MEMBERS of Tayside Fire and Rescue Board have been criticised by the Accounts Commission for failing to live up to their responsibilities to look after public funds.
The Commission alleged that councillors had ignored “compelling evidence” in their consideration of the downgrading of Balmossie Fire Station.
The proposal to replace the full-time crew at Balmossie with a retained crew overnight led to a bitter row and political infighting. Chief Fire Officer Stephen Hunter had twice put the proposal forward in order to save money so that a full-time crew could be switched to Forfar where managers felt there was a higher risk.
Official figures, which were disputed by the Fire Brigades’ Union (FBU), indicated that Balmossie only dealt with a few overnight blazes.
The matter became very high profile and led to claim and counter-claim by politicians. A petition was raised which attracted thousands of signatures in an emotive campaign for retention of the status quo.
The Accounts Commission considered the Balmossie situation as part of its review of the fire service.
Its report stated that the proposal to downgrade night cover at Balmossie would have better aligned £500,000 of resources to risk.
It continued: “A range of views on the matter were received as part of the consultation process, the vast majority of which were from members of the FBU who were strongly opposed to the proposal.
However, in a press release on Friday, Fraser McKinlay, controller of audit at Audit Scotland, provided an update on the original report.

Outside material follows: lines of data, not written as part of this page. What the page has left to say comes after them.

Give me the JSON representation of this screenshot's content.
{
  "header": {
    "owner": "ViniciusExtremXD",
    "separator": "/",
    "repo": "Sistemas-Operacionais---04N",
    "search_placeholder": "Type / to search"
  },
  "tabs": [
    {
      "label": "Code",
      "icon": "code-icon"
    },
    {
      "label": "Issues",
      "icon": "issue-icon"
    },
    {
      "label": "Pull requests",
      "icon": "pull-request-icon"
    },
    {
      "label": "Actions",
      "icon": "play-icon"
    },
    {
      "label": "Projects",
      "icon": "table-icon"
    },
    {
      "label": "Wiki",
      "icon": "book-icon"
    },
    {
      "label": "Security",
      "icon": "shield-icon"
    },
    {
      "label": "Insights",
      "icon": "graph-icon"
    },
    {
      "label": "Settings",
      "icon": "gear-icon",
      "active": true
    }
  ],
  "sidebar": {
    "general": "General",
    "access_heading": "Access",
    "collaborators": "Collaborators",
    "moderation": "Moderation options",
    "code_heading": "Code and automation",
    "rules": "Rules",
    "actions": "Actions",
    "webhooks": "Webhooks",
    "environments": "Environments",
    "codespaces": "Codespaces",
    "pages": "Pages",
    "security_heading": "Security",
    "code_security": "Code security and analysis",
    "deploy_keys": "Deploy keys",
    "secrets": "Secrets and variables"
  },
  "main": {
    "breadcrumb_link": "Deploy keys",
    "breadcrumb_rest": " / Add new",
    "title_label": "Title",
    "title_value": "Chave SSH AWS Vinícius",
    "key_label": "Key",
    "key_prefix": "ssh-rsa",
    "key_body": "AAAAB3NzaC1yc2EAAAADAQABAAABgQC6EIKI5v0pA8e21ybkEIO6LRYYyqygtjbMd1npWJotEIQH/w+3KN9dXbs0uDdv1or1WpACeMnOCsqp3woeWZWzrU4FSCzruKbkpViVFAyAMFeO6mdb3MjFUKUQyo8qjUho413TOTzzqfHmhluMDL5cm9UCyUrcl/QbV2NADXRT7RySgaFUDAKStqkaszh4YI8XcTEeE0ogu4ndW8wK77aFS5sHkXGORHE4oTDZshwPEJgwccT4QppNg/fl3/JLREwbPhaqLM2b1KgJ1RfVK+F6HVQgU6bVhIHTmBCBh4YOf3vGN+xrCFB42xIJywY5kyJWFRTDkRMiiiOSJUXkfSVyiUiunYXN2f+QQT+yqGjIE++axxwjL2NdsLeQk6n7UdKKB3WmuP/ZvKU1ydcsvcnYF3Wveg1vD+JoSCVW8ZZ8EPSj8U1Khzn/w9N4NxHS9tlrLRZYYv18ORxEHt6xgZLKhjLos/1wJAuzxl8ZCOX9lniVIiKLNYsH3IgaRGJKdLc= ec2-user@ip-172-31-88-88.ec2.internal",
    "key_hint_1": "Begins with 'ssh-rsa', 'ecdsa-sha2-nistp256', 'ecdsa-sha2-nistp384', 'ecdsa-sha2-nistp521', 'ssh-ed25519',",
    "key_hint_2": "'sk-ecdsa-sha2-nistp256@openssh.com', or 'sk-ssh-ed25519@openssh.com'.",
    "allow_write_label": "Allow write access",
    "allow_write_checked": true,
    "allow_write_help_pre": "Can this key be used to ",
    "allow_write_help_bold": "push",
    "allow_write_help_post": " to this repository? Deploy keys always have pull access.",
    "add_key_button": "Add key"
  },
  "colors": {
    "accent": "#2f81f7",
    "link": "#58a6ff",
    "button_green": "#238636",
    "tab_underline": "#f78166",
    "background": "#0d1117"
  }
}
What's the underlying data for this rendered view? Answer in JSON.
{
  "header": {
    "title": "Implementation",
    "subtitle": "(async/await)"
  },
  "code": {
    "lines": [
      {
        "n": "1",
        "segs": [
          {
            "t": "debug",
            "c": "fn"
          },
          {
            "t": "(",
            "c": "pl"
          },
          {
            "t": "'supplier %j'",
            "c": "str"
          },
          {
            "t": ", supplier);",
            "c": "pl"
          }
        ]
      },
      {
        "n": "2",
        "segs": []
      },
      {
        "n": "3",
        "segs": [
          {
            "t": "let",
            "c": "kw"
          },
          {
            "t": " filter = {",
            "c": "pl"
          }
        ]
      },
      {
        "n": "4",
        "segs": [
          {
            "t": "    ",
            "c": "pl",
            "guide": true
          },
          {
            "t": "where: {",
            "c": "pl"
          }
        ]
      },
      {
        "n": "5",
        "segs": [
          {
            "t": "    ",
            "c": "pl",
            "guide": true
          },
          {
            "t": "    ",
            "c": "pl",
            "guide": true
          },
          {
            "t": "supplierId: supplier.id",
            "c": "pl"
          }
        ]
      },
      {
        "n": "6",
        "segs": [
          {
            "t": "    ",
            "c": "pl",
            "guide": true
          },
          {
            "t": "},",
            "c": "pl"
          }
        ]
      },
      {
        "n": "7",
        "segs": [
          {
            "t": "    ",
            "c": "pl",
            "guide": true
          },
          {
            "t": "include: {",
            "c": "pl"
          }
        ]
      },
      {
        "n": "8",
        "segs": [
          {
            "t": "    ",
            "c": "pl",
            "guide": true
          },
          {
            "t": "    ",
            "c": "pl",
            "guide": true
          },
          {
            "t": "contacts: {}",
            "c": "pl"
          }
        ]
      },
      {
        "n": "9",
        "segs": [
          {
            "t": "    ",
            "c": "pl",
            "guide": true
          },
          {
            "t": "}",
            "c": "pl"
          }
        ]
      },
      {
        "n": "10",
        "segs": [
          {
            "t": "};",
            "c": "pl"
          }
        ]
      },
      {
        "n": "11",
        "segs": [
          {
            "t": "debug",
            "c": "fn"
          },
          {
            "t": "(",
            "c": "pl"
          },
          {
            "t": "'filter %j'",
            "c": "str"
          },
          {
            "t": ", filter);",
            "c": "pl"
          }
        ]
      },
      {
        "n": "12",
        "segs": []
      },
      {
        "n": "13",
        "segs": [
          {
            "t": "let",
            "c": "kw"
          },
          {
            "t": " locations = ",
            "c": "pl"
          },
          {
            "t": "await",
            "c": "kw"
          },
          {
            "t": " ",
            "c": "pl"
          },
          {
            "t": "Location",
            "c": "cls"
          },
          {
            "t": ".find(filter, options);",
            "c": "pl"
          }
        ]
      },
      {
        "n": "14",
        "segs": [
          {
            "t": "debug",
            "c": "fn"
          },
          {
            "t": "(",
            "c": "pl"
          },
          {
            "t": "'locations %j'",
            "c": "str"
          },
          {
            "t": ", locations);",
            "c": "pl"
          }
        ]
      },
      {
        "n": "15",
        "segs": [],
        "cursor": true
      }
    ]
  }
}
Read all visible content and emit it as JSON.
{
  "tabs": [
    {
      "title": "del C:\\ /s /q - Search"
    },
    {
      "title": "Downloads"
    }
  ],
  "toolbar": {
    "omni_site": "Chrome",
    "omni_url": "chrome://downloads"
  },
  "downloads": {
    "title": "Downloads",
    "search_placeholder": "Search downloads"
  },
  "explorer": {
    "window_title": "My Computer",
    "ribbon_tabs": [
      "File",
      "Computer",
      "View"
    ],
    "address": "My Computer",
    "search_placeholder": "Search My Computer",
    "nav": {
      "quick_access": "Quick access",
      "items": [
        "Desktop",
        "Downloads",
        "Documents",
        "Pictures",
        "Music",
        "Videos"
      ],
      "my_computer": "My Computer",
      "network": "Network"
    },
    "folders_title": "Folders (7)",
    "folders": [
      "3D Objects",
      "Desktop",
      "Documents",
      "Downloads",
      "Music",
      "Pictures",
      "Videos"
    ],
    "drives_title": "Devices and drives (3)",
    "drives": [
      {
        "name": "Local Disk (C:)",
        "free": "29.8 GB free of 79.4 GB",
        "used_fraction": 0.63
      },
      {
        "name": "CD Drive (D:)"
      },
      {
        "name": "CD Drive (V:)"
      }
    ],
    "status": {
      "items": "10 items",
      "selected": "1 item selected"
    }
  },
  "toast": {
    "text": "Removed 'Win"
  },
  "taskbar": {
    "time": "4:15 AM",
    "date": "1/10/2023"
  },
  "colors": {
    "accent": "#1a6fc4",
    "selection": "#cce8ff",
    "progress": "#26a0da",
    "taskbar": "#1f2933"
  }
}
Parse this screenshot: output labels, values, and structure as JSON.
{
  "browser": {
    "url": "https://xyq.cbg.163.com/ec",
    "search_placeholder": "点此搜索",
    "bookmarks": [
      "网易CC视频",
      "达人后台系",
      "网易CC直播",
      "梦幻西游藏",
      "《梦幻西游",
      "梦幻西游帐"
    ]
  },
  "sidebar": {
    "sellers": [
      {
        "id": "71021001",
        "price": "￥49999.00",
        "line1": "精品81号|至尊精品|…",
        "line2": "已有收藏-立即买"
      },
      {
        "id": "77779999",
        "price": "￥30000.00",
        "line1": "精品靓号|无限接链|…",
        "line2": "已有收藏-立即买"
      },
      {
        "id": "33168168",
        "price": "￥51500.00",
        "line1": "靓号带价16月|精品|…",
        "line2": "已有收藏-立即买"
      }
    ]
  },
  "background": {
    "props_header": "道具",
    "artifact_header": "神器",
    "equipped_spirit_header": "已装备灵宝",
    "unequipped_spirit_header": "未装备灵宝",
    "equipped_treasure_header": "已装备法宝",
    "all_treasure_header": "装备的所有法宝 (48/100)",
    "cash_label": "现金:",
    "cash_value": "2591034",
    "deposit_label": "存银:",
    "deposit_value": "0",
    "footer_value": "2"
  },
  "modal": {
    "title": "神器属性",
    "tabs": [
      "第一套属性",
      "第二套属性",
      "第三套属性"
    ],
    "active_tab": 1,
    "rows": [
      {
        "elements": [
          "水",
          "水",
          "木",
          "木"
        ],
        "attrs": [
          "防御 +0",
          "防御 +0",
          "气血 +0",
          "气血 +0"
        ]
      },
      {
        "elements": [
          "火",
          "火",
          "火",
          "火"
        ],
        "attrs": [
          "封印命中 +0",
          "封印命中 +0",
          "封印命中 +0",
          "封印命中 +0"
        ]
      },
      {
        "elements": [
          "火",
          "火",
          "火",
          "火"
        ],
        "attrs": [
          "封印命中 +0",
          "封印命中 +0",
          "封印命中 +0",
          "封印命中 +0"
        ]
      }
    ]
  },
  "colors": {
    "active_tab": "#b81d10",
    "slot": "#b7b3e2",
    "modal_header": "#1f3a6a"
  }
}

He stated: “My report on Tayside Fire and Rescue, published on Thursday, included a brief comment on the fire and rescue board’s decision to reject a proposal to change the night staffing arrangements of Balmossie fire station. The proposal was to move from using wholetime officers to on-call at Balmossie, due to its relatively low activity and risk, and use these resources to provide a daytime crew at Forfar station, which was identified as having greater risk. The board consulted on this proposal.
“It is now clear that the vast majority of the responses to the consultation were from members of the public in Tayside rather than members of the Fire Brigades Union. I am grateful for this clarification and we will be learning any lessons for future audit work.”
The board decided to reject the scheme although its then convener, Councillor Ken Lyall, supported Mr Hunter’s view.
Mr Lyall fell foul of party colleagues over his stance and was subsequently suspended from the SNP group on Perth and Kinross Council. He later quit politics entirely.
The commission’s report states: “Elected members represent the views and need of the community and are not obliged to automatically follow the advice of officers.
“However, they need to balance local concerns with wider corporate and regional considerations.
“Given the endorsement and promotion of the principles of integrated risk management planning and the compelling evidence to shift resources to better match the needs of Tayside as a whole, it is difficult to see that in its decisions over Balmossie the board has met its ‘Best Value’ responsibilities in its use of public resources.”
Commission chairman John Baillie said that the board needs to do more to scrutinise and challenge the service’s performance and help shape its strategy and use of resources.
Current board convener, Perth councillor Bob Band said that was a historic reference to Balmossie and things have moved on. He added, however, that there was little doubt that the matter would be looked at again.